Have you ever ended a day in a daze and wondered, Does anyone know ...
• how much energy a 2-year-old has?
• how many times I’ve said I’m sorry?
• what it took for me to get to the end of this day?
• what it feels like to be on demand 24/7?
• what it’s like to be out of money? alone? bone weary? unappreciated? In fact, does anyone know what my life is like?
God does. Ellen White wrote: “The Lord is good. He is merciful and tender-hearted. He is acquainted with every one of His children. He knows just what each one of us is doing. He knows just how much credit to give to each one. Will you not lay down your credit list and your condemnation list, and leave God to do His own work? You will be given the crown of glory if you will attend to the work that God has given you” (Christian Service, p. 268).
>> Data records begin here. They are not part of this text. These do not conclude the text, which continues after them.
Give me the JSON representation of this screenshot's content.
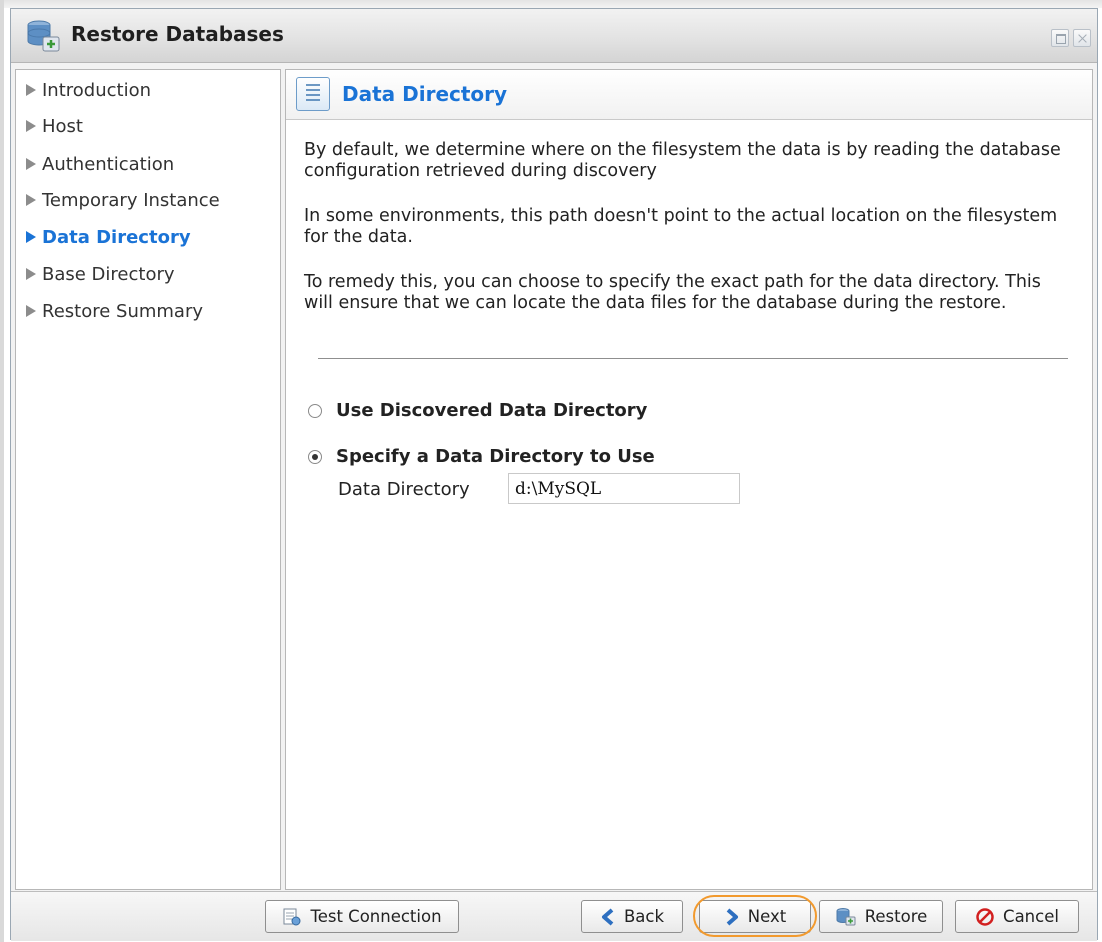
{
  "window": {
    "title": "Restore Databases"
  },
  "sidebar": {
    "items": [
      {
        "label": "Introduction",
        "active": false
      },
      {
        "label": "Host",
        "active": false
      },
      {
        "label": "Authentication",
        "active": false
      },
      {
        "label": "Temporary Instance",
        "active": false
      },
      {
        "label": "Data Directory",
        "active": true
      },
      {
        "label": "Base Directory",
        "active": false
      },
      {
        "label": "Restore Summary",
        "active": false
      }
    ]
  },
  "content": {
    "header_title": "Data Directory",
    "paragraphs": [
      "By default, we determine where on the filesystem the data is by reading the database configuration retrieved during discovery",
      "In some environments, this path doesn't point to the actual location on the filesystem for the data.",
      "To remedy this, you can choose to specify the exact path for the data directory. This will ensure that we can locate the data files for the database during the restore."
    ],
    "options": [
      {
        "label": "Use Discovered Data Directory",
        "checked": false
      },
      {
        "label": "Specify a Data Directory to Use",
        "checked": true
      }
    ],
    "field": {
      "label": "Data Directory",
      "value": "d:\\MySQL"
    }
  },
  "footer": {
    "test_connection": "Test Connection",
    "back": "Back",
    "next": "Next",
    "restore": "Restore",
    "cancel": "Cancel"
  },
  "colors": {
    "accent": "#1a73d6",
    "highlight": "#f29a2e"
  }
}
I DON’T KNOW
One of the little discoveries of my life has been to realize that there is so much I don’t know. Not that I ever thought I knew everything. But the balance of what-I-think-I-know next to what-I-know-I-don’t-know has tipped considerably over the years.
I clearly remember leaning against the front seat behind my dad in our rumbling Ford station wagon, my feet precariously balanced on the hump that helped me see where he was driving. At 5 years old, I was glowing with success that I could read the billboard towering over us at the red light. I announced to the whole family that I really didn’t have to go to school because I’d learned how to read already—and that was enough knowledge to buy the food I needed.
I KNOW HE KNOWS
That was years before computers, the information age, instant communication, Google, Wikipedia, and access to 4,000 volumes in one download of a library app. Now just mumble the words “I don’t know,” and someone nearby will begin tapping their iPhone to tell you what Google knows.
But the barrage of knowledge has also created an invitation to admit reality: “I don’t know.” And it’s OK. It means that I’m limited. I’m still learning. I don’t need to know everything. I will pass by
the mass of trivia and focus on what is important—and I will be more aware of how privileged I am to know Someone who knows everything.
And to my overinformed, overanxious world, I can testify, “He’s the most important to know.”
“I cannot read the purpose of God in my affliction, but He knows what is best, and I will commit my soul, body, and spirit to Him as unto my faithful Creator. ‘For I know whom I have believed, and am persuaded that He is able to keep that which I have committed unto Him against that day’ (2 Timothy 1:12). If we educated and trained our souls to have more faith, more love, greater patience, and a more perfect trust in our heavenly Father, I know we would have more peace and happiness day by day as we pass through the conflicts of this life.
“The Lord is not pleased to have us fret and worry ourselves out of the arms of Jesus. More is needed of the quiet waiting and watching combined. We think unless we have feeling that we are not in the right track, and we keep looking within for some sign befitting the occasion; but the reckoning is not of feeling but of faith.
“When we comply with the written Word, according to our best knowledge, then we are to walk by faith, whether we feel any special gratification or not. We dishonor God when we show we do not trust Him after He has given us such wondrous evidences of His great love in giving His only-begotten Son Jesus to die, our sacrifice, that we may believe in Him, rest our hopes in Him, and trust in His Word without a question or doubt.”
Ellen G. White, Selected Messages, vol. 2, p. 242